Your answer must be a single number: the count of lines in the records below that include the string "Repairs".

──────── Provided data

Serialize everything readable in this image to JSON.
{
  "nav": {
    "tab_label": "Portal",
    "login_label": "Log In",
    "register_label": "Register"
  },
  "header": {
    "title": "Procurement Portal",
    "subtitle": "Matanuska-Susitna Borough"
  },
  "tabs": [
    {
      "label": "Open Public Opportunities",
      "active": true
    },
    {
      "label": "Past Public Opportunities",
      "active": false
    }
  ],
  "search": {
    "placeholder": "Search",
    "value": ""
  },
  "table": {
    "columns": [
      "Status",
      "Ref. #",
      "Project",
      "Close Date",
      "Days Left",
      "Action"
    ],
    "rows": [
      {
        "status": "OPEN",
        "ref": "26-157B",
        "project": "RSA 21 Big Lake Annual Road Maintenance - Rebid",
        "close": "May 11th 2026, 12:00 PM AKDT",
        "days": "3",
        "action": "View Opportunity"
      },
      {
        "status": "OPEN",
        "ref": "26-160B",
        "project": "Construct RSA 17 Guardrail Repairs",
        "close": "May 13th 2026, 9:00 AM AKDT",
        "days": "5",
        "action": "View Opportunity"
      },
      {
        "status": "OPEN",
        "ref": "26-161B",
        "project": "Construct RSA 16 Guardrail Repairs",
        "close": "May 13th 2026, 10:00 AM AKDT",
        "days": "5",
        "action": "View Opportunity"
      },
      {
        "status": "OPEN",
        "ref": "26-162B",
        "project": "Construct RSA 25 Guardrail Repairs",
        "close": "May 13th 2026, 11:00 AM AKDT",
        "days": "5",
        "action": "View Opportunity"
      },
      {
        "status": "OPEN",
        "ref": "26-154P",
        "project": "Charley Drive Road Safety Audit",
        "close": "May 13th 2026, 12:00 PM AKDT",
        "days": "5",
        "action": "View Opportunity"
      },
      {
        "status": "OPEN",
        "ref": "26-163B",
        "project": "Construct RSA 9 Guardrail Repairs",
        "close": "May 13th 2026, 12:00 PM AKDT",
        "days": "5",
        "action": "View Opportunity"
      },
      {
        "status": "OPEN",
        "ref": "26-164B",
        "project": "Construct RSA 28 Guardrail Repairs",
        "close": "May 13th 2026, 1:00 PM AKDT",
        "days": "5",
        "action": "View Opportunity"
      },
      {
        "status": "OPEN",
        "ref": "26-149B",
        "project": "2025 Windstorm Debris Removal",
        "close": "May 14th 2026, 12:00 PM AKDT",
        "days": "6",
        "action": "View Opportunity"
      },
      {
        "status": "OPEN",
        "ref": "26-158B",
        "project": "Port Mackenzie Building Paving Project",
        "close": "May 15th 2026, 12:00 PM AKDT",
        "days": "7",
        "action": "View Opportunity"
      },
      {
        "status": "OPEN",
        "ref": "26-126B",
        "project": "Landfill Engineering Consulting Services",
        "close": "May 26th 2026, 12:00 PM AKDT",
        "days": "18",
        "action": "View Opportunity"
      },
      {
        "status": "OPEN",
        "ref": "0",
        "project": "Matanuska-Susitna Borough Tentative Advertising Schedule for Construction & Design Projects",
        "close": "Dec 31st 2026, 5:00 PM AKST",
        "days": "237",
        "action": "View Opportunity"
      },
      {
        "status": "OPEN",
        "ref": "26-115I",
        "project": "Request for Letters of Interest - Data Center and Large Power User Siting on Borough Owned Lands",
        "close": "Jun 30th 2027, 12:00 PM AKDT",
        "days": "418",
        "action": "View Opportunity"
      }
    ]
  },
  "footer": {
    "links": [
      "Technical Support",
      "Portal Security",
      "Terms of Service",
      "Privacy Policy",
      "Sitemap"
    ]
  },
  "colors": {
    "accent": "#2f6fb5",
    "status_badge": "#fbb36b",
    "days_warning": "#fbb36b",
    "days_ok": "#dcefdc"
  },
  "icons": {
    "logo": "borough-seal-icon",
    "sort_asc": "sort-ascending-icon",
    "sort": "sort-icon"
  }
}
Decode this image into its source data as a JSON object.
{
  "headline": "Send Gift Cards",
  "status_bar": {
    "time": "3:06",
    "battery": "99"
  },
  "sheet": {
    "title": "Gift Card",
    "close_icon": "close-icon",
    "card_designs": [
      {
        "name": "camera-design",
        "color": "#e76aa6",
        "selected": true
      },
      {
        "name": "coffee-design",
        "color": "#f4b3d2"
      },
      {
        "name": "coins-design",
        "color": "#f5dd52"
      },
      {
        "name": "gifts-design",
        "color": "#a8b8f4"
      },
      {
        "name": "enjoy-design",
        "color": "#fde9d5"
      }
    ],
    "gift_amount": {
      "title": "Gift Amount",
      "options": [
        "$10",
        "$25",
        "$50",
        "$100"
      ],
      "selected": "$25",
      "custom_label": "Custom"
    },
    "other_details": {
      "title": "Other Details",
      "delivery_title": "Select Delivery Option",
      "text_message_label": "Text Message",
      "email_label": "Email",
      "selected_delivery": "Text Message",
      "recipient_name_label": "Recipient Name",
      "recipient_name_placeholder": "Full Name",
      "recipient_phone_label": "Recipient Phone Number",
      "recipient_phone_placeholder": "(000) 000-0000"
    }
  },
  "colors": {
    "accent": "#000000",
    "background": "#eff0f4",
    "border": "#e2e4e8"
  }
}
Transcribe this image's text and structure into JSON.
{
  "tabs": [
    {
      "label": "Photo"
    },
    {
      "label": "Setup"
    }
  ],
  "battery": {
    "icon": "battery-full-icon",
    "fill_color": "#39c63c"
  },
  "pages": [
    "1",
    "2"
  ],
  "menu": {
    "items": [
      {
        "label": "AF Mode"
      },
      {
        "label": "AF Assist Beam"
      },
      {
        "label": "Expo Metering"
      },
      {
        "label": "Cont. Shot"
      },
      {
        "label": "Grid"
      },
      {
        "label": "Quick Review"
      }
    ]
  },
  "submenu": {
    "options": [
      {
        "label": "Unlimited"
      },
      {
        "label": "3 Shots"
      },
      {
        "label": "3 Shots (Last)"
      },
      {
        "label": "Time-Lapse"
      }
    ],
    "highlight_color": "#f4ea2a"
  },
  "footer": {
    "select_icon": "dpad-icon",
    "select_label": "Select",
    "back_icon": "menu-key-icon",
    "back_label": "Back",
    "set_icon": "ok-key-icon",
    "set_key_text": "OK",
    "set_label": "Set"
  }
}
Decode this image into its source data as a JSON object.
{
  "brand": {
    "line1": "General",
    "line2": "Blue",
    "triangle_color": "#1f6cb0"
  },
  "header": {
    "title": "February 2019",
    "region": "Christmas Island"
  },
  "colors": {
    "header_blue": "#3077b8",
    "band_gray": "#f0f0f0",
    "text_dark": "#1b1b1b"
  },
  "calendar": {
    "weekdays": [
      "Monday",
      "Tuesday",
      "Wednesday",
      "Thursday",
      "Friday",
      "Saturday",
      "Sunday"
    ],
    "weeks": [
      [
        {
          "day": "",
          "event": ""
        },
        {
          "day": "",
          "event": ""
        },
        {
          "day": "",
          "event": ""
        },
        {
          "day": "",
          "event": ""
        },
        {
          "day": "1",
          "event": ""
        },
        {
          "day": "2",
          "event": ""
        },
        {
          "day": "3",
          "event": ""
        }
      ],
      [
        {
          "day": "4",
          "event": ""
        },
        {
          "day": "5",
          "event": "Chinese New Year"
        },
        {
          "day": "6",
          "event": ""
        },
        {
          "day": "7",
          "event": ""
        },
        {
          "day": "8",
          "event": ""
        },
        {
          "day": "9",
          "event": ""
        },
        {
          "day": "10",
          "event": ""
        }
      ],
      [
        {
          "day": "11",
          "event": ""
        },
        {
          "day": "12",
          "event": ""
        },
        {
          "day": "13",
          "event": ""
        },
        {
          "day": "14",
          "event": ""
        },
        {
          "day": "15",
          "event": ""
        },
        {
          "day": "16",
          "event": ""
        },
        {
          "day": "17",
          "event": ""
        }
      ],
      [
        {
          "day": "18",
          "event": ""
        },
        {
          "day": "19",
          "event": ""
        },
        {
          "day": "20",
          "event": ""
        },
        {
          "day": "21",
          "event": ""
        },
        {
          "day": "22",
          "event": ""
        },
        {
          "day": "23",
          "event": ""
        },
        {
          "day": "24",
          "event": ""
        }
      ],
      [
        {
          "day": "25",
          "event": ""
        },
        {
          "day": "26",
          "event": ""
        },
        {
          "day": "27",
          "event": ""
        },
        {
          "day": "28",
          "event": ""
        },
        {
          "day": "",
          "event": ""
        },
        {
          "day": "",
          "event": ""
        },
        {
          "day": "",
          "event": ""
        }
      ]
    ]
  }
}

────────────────

Reply: 5